In the Reserve Bank, we are sensitive to the financial stability implications of rapid build up in house prices. We have had quite a credible record of preemptive regulatory tightening to prevent unnatural asset price build up. In our latest policy statement on November 2, we capped the loan to value ratio (LTV) at 80 per cent, increased the risk weight for residential housing loans of Rs. 7.5m and above to 125 per cent, and increased the standard asset provisioning by commercial banks for housing loans with teaser rates from 0.4 to 2 per cent.

Unlike China where prices of economy homes have not risen, here prices have surged in all kinds of homes.

Most new projects these days have luxury facilities which automatically lowers space for economy home projects. When people do not have basic water to drink builders are getting approvals for swimming pools. What is worse is that in many places none of these facilities get maintained and it is just a cost for everyone.

Like China , both factors will lead to higher prices:
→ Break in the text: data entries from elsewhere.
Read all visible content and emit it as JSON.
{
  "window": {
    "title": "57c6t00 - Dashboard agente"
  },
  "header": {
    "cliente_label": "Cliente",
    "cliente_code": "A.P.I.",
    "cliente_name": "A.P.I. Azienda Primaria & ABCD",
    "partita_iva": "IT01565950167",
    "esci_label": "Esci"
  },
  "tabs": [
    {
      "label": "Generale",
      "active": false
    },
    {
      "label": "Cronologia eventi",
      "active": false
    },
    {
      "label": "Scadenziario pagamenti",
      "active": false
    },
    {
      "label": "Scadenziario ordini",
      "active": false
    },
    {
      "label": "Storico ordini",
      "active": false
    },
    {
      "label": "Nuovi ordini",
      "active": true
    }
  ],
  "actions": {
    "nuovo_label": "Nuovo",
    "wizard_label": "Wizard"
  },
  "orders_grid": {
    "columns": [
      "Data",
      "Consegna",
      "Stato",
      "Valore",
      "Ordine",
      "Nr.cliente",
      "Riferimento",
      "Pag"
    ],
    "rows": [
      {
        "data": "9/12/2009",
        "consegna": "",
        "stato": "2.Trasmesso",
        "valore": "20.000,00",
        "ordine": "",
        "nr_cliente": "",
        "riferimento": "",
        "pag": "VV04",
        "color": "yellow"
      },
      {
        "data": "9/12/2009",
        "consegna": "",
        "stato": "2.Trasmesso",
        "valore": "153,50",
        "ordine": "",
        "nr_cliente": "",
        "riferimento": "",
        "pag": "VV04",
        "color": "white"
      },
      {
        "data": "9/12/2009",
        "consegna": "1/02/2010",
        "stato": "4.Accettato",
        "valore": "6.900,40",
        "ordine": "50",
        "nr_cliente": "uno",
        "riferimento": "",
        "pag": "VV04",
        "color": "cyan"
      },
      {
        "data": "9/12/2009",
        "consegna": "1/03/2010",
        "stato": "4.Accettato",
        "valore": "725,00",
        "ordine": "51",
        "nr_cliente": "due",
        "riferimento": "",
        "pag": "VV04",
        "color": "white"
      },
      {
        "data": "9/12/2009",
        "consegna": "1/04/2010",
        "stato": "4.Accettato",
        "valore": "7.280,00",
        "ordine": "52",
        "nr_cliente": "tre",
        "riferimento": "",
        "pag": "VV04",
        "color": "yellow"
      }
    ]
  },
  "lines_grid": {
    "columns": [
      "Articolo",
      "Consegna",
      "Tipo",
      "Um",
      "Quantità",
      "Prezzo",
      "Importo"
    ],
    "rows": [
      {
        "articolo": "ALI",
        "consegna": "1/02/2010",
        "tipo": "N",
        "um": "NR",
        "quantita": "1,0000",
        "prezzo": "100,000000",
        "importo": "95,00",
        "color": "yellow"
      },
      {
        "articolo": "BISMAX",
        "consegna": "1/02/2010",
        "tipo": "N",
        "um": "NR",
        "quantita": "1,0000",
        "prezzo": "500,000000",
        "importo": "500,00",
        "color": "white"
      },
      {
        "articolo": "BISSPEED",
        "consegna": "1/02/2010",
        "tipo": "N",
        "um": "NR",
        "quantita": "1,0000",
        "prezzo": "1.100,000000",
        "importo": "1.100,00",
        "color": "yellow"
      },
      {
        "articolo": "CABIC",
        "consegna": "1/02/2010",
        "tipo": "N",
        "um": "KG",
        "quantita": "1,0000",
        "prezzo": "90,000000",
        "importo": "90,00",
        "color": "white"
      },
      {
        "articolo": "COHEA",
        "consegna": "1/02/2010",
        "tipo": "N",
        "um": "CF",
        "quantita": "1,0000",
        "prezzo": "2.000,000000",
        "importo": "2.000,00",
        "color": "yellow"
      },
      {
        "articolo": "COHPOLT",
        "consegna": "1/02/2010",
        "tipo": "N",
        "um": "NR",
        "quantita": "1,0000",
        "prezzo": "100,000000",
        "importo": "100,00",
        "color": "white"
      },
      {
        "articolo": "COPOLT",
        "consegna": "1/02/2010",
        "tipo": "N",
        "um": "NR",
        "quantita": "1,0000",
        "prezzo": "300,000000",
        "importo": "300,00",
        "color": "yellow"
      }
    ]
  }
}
  • High growth and urbanisation.
  • Low leverage

And like China we have both factors leading to overheating

  • Local governments have a strong incentive to push prices of real estate. Unlike China where there is some development here poor urban development policies ensure prices only keep rising. High corruption and opacity in these markets just make things worse. You get a house loan scam but nothing happens afterwards. We waste opportunities to clean up the system
  • Second factor is the influx of funds from overseas.
  • China’s policymakers are still concerned about th issues. Here barring RBI, no one seems to be interested.
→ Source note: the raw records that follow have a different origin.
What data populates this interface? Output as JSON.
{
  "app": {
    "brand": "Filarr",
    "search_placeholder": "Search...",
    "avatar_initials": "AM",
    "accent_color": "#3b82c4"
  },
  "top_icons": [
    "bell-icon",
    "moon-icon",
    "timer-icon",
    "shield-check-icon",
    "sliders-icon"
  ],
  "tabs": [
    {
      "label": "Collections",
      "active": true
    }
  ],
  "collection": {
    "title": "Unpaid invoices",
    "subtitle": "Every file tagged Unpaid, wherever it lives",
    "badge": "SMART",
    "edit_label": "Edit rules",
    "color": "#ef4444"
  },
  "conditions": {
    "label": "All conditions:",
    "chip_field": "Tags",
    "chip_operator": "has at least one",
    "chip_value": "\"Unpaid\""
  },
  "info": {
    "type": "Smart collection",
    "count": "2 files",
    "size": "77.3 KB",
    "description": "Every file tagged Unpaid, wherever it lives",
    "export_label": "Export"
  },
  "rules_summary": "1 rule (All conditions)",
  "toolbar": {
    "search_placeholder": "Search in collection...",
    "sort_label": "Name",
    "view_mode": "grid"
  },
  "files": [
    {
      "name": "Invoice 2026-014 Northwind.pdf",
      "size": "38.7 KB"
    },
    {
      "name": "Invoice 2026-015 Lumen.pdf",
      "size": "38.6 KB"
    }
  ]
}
    3 Responses to “Comparing China’s real estate market with Japan’s”

    1. Tweets that mention Comparing China’s real estate market with Japan’s « Mostly Economics -- Says:

      […] This post was mentioned on Twitter by Real Estate Timeline, tom serona and Sean&Vaun Coleman, Rye Port Realestate. Rye Port Realestate said: Comparing China's real estate market with Japan's « Mostly Economics […]

    2. Comparing China’s real estate market with Japan’s | Apply Says:

      […] the original here: Comparing China’s real estate market with Japan’s This entry was posted in Uncategorized and tagged chinese, crisis, economist, homes, japan, […]

    3. Bedok Residences Says:

      Bedok Residences…

      […]Comparing China’s real estate market with Japan’s « Mostly Economics[…]…

    Leave a Reply

    Fill in your details below or click an icon to log in: Logo

    You are commenting using your account. Log Out /  Change )

    Google photo

    You are commenting using your Google account. Log Out /  Change )

    Twitter picture

    You are commenting using your Twitter account. Log Out /  Change )

    Facebook photo

    You are commenting using your Facebook account. Log Out /  Change )

    Connecting to %s

    This site uses Akismet to reduce spam. Learn how your comment data is processed.

    %d bloggers like this: